**What is needed:** Output each entry in full so that the result matches the data exactly.

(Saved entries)
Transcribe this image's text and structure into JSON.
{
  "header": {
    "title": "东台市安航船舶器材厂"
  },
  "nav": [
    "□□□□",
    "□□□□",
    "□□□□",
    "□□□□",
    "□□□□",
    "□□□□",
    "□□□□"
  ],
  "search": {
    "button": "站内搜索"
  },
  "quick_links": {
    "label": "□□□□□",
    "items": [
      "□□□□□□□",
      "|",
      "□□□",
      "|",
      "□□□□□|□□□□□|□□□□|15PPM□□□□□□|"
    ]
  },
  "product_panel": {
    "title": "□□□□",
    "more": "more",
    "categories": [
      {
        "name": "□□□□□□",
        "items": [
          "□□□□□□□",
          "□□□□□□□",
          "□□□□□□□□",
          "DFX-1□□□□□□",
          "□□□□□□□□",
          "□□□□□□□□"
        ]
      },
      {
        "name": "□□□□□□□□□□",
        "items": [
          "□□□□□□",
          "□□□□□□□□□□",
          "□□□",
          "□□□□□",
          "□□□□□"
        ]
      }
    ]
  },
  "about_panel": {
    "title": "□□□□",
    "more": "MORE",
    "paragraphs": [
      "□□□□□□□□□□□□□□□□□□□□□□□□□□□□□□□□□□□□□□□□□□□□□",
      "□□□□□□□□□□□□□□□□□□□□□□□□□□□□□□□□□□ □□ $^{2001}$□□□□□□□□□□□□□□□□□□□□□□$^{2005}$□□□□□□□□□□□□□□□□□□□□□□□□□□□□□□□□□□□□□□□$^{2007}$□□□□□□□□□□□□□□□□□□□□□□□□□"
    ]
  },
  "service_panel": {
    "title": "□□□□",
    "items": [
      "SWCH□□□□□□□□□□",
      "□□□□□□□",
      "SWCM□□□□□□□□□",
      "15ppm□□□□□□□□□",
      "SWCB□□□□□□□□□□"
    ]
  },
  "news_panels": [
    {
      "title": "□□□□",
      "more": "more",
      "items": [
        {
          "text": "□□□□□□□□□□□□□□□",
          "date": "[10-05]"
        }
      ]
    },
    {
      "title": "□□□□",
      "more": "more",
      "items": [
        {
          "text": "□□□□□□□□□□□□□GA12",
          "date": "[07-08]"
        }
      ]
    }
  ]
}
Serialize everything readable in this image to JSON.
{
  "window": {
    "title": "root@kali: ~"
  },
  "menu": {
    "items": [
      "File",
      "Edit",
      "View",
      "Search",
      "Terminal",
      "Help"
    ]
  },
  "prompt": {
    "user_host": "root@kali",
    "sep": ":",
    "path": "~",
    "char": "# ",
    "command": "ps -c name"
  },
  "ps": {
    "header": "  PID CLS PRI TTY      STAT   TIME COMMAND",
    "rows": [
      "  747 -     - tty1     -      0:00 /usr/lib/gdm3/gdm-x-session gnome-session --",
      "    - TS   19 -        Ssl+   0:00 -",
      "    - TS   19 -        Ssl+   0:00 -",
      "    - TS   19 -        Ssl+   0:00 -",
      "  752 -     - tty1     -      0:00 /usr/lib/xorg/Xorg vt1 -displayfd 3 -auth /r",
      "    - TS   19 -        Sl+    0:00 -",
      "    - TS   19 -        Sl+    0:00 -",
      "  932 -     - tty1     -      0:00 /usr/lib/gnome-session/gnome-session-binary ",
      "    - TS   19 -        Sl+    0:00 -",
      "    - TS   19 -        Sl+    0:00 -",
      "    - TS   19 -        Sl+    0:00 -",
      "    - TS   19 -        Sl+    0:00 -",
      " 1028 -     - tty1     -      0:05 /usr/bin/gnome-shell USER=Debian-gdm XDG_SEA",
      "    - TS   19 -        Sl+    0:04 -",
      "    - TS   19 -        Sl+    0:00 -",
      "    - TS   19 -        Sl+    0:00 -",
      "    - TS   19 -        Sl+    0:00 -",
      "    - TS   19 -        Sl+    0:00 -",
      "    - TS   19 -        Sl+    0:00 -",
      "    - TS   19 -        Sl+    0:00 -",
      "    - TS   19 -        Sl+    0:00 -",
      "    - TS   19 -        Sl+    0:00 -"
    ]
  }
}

**Solved problem:**
Transcribe this image's text and structure into JSON.
{
  "header": {
    "title": "东台市安航船舶器材厂"
  },
  "nav": [
    "□□□□",
    "□□□□",
    "□□□□",
    "□□□□",
    "□□□□",
    "□□□□",
    "□□□□"
  ],
  "search": {
    "button": "站内搜索"
  },
  "quick_links": {
    "label": "□□□□□",
    "items": [
      "□□□□□□□",
      "|",
      "□□□",
      "|",
      "□□□□□|□□□□□|□□□□|15PPM□□□□□□|"
    ]
  },
  "product_panel": {
    "title": "□□□□",
    "more": "more",
    "categories": [
      {
        "name": "□□□□□□",
        "items": [
          "□□□□□□□",
          "□□□□□□□",
          "□□□□□□□□",
          "DFX-1□□□□□□",
          "□□□□□□□□",
          "□□□□□□□□"
        ]
      },
      {
        "name": "□□□□□□□□□□",
        "items": [
          "□□□□□□",
          "□□□□□□□□□□",
          "□□□",
          "□□□□□",
          "□□□□□"
        ]
      }
    ]
  },
  "about_panel": {
    "title": "□□□□",
    "more": "MORE",
    "paragraphs": [
      "□□□□□□□□□□□□□□□□□□□□□□□□□□□□□□□□□□□□□□□□□□□□□",
      "□□□□□□□□□□□□□□□□□□□□□□□□□□□□□□□□□□ □□ $^{2001}$□□□□□□□□□□□□□□□□□□□□□□$^{2005}$□□□□□□□□□□□□□□□□□□□□□□□□□□□□□□□□□□□□□□□$^{2007}$□□□□□□□□□□□□□□□□□□□□□□□□□"
    ]
  },
  "service_panel": {
    "title": "□□□□",
    "items": [
      "SWCH□□□□□□□□□□",
      "□□□□□□□",
      "SWCM□□□□□□□□□",
      "15ppm□□□□□□□□□",
      "SWCB□□□□□□□□□□"
    ]
  },
  "news_panels": [
    {
      "title": "□□□□",
      "more": "more",
      "items": [
        {
          "text": "□□□□□□□□□□□□□□□",
          "date": "[10-05]"
        }
      ]
    },
    {
      "title": "□□□□",
      "more": "more",
      "items": [
        {
          "text": "□□□□□□□□□□□□□GA12",
          "date": "[07-08]"
        }
      ]
    }
  ]
}
Serialize everything readable in this image to JSON.
{
  "window": {
    "title": "root@kali: ~"
  },
  "menu": {
    "items": [
      "File",
      "Edit",
      "View",
      "Search",
      "Terminal",
      "Help"
    ]
  },
  "prompt": {
    "user_host": "root@kali",
    "sep": ":",
    "path": "~",
    "char": "# ",
    "command": "ps -c name"
  },
  "ps": {
    "header": "  PID CLS PRI TTY      STAT   TIME COMMAND",
    "rows": [
      "  747 -     - tty1     -      0:00 /usr/lib/gdm3/gdm-x-session gnome-session --",
      "    - TS   19 -        Ssl+   0:00 -",
      "    - TS   19 -        Ssl+   0:00 -",
      "    - TS   19 -        Ssl+   0:00 -",
      "  752 -     - tty1     -      0:00 /usr/lib/xorg/Xorg vt1 -displayfd 3 -auth /r",
      "    - TS   19 -        Sl+    0:00 -",
      "    - TS   19 -        Sl+    0:00 -",
      "  932 -     - tty1     -      0:00 /usr/lib/gnome-session/gnome-session-binary ",
      "    - TS   19 -        Sl+    0:00 -",
      "    - TS   19 -        Sl+    0:00 -",
      "    - TS   19 -        Sl+    0:00 -",
      "    - TS   19 -        Sl+    0:00 -",
      " 1028 -     - tty1     -      0:05 /usr/bin/gnome-shell USER=Debian-gdm XDG_SEA",
      "    - TS   19 -        Sl+    0:04 -",
      "    - TS   19 -        Sl+    0:00 -",
      "    - TS   19 -        Sl+    0:00 -",
      "    - TS   19 -        Sl+    0:00 -",
      "    - TS   19 -        Sl+    0:00 -",
      "    - TS   19 -        Sl+    0:00 -",
      "    - TS   19 -        Sl+    0:00 -",
      "    - TS   19 -        Sl+    0:00 -",
      "    - TS   19 -        Sl+    0:00 -"
    ]
  }
}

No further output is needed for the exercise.